▶ **Action item**
Those lines of the following listing which contain the string "Sudoku" should be returned.

▶ **Source data**
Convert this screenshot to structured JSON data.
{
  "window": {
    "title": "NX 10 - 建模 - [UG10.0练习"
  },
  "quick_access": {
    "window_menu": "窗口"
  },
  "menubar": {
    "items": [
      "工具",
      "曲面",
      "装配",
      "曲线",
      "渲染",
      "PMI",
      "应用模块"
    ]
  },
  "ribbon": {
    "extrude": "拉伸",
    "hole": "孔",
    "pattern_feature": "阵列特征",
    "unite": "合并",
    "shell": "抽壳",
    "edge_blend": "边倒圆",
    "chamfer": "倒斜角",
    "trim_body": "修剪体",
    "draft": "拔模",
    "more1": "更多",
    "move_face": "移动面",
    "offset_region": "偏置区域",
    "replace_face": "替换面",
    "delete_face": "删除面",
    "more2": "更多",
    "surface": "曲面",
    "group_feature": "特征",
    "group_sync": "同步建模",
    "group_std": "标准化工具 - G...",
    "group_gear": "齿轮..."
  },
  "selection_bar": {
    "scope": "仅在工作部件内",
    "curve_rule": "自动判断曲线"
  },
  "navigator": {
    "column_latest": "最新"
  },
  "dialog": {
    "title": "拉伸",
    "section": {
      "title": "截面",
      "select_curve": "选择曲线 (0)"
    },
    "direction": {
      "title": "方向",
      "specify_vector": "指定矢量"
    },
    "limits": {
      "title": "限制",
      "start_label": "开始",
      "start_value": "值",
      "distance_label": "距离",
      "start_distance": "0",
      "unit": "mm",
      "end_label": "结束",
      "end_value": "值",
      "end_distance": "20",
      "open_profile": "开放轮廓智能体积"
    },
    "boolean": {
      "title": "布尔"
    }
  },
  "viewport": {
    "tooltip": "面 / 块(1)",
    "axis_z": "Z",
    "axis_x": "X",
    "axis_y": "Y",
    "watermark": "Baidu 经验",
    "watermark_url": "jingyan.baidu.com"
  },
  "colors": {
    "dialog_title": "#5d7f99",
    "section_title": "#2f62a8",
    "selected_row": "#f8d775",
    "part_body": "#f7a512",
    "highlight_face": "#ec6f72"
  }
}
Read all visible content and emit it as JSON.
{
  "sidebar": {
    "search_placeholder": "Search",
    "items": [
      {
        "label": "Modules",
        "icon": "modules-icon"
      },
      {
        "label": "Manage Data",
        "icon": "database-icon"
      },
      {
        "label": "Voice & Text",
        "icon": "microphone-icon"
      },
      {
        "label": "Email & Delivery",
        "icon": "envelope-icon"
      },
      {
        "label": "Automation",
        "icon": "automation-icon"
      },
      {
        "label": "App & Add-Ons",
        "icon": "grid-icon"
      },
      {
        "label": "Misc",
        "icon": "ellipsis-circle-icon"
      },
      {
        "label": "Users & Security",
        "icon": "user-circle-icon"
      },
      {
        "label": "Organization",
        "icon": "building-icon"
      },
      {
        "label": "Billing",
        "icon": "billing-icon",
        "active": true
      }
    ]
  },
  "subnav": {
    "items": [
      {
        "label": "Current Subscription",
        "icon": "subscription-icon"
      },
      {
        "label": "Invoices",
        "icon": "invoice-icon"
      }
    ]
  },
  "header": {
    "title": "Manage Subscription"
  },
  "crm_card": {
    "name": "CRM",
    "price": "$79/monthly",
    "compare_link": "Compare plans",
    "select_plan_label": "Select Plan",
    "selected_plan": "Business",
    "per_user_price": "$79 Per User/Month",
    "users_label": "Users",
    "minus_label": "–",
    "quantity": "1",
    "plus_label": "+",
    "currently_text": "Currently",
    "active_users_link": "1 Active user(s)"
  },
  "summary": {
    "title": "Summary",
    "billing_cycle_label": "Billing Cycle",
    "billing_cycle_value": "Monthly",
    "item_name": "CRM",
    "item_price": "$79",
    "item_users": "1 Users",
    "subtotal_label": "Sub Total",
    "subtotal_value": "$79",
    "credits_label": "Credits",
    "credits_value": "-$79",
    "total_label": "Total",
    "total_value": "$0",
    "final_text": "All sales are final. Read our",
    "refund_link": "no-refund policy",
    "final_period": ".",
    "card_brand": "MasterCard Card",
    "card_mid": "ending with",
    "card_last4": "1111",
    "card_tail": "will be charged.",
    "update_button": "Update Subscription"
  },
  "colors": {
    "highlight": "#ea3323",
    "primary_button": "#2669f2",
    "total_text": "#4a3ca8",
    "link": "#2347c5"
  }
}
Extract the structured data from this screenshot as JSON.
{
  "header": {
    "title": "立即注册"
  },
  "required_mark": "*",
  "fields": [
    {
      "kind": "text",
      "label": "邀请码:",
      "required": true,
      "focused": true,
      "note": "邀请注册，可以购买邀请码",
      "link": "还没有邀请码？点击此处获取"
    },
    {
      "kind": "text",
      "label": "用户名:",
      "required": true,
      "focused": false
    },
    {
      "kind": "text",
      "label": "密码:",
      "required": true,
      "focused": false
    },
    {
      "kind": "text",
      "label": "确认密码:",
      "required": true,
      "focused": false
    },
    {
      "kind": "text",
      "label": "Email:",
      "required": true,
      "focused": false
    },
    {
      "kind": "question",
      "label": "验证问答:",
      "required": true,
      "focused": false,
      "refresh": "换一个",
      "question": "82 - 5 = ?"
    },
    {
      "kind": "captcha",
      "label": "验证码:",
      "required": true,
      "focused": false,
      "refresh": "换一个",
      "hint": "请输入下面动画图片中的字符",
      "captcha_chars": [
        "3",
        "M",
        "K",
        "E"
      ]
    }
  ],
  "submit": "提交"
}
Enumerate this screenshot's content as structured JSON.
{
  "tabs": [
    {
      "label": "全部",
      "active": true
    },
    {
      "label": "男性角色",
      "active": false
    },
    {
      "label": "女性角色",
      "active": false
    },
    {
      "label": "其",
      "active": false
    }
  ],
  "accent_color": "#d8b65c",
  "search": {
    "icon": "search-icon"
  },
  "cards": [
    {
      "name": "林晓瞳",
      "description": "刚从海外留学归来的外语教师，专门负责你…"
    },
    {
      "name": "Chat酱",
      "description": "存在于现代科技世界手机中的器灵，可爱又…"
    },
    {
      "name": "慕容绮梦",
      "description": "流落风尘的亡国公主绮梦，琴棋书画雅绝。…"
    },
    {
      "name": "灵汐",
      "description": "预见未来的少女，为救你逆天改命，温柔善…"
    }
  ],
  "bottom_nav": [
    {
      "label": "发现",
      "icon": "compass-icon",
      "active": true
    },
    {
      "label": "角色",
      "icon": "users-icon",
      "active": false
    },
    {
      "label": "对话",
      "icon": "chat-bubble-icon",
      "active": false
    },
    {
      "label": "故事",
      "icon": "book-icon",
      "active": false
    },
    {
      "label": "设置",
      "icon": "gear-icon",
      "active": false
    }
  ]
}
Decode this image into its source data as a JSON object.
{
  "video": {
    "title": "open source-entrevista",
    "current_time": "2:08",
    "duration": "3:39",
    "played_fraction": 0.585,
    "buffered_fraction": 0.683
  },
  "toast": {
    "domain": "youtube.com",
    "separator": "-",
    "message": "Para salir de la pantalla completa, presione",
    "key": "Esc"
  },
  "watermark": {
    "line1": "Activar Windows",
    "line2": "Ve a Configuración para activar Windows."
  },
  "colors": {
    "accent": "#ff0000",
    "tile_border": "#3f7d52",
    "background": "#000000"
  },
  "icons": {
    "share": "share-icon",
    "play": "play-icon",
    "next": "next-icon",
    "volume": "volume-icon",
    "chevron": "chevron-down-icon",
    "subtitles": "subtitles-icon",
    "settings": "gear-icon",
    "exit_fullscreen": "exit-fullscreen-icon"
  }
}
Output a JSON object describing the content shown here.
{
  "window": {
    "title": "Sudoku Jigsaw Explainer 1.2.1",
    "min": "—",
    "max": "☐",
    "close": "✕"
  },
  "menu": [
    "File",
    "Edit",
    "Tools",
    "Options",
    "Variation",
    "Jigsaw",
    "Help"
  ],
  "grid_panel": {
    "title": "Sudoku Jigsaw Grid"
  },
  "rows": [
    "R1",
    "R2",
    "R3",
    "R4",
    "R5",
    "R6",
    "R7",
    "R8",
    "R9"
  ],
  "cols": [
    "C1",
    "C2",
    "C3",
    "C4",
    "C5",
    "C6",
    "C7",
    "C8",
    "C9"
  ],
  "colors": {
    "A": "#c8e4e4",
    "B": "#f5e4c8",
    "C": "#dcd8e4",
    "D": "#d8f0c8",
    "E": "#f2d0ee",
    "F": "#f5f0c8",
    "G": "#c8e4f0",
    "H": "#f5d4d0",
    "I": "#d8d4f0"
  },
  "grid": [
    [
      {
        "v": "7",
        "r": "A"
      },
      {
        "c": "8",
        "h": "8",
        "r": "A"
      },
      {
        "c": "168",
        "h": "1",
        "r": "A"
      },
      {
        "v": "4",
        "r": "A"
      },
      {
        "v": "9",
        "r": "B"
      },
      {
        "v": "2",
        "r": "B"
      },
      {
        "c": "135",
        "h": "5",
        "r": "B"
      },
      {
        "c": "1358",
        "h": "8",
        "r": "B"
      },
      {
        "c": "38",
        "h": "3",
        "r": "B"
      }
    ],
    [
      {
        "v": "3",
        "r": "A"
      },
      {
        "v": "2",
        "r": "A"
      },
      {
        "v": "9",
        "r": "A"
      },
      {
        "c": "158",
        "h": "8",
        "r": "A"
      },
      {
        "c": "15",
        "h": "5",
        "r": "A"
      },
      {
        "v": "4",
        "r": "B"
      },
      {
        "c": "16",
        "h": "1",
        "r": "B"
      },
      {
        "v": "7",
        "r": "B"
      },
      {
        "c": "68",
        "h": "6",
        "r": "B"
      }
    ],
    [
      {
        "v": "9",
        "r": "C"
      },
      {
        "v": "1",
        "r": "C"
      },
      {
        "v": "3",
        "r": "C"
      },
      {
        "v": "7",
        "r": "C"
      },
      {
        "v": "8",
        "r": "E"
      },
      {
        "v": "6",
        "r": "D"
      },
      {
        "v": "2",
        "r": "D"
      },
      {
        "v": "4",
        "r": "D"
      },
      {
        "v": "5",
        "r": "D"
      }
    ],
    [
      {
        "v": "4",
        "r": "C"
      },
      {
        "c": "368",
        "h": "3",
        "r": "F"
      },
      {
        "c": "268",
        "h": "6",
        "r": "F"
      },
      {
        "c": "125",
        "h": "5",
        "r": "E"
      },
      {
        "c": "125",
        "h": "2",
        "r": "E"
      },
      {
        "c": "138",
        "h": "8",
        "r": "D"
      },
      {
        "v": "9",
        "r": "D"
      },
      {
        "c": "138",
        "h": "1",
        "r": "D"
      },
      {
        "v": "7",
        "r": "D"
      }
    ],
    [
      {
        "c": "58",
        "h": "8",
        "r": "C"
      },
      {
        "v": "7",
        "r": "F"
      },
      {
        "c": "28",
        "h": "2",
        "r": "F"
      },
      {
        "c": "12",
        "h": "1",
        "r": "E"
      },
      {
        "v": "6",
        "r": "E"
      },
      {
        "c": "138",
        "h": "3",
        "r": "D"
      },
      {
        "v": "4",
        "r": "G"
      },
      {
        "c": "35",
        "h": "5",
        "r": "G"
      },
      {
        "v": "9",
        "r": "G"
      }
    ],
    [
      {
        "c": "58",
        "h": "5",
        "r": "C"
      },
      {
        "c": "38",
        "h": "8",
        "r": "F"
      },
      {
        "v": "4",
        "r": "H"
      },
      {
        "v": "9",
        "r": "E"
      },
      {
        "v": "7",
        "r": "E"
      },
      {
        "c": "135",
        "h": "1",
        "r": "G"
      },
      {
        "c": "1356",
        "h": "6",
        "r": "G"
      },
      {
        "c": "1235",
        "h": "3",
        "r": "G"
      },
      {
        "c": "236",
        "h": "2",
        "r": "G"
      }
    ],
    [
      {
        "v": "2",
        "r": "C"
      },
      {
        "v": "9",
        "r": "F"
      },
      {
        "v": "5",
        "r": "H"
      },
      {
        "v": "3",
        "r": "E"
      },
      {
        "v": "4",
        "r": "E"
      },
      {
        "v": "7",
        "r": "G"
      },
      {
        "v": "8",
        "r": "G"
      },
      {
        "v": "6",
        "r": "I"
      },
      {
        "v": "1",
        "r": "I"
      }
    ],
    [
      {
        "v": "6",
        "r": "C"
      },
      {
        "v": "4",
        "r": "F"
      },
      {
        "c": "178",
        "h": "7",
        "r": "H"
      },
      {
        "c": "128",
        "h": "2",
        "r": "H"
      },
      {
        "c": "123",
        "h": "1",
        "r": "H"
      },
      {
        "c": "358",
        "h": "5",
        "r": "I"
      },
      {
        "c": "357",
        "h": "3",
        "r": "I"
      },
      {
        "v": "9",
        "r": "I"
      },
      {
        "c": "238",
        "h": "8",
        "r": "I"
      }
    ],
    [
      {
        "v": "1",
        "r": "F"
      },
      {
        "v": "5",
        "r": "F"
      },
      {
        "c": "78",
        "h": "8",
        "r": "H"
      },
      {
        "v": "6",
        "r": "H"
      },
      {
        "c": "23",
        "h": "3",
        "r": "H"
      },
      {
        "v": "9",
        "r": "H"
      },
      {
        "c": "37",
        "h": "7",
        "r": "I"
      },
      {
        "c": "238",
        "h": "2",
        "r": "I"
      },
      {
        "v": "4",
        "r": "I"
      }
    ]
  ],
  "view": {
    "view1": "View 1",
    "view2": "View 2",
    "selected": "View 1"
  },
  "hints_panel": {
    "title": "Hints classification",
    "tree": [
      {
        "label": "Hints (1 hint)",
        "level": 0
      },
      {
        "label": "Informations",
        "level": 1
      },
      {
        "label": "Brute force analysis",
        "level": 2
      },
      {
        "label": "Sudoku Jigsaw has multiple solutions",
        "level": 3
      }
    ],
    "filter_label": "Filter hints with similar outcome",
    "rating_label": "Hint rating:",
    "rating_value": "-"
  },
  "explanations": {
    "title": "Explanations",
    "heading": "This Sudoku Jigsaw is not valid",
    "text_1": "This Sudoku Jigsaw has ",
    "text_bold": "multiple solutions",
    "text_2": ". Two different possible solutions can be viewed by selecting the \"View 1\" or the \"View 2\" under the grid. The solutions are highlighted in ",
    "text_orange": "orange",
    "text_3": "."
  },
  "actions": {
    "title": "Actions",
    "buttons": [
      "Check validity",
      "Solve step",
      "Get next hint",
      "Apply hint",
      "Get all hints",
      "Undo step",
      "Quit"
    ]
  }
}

▶ **Answer space**
    "title": "Sudoku Jigsaw Explainer 1.2.1",
    "title": "Sudoku Jigsaw Grid"
        "label": "Sudoku Jigsaw has multiple solutions",
    "heading": "This Sudoku Jigsaw is not valid",
    "text_1": "This Sudoku Jigsaw has ",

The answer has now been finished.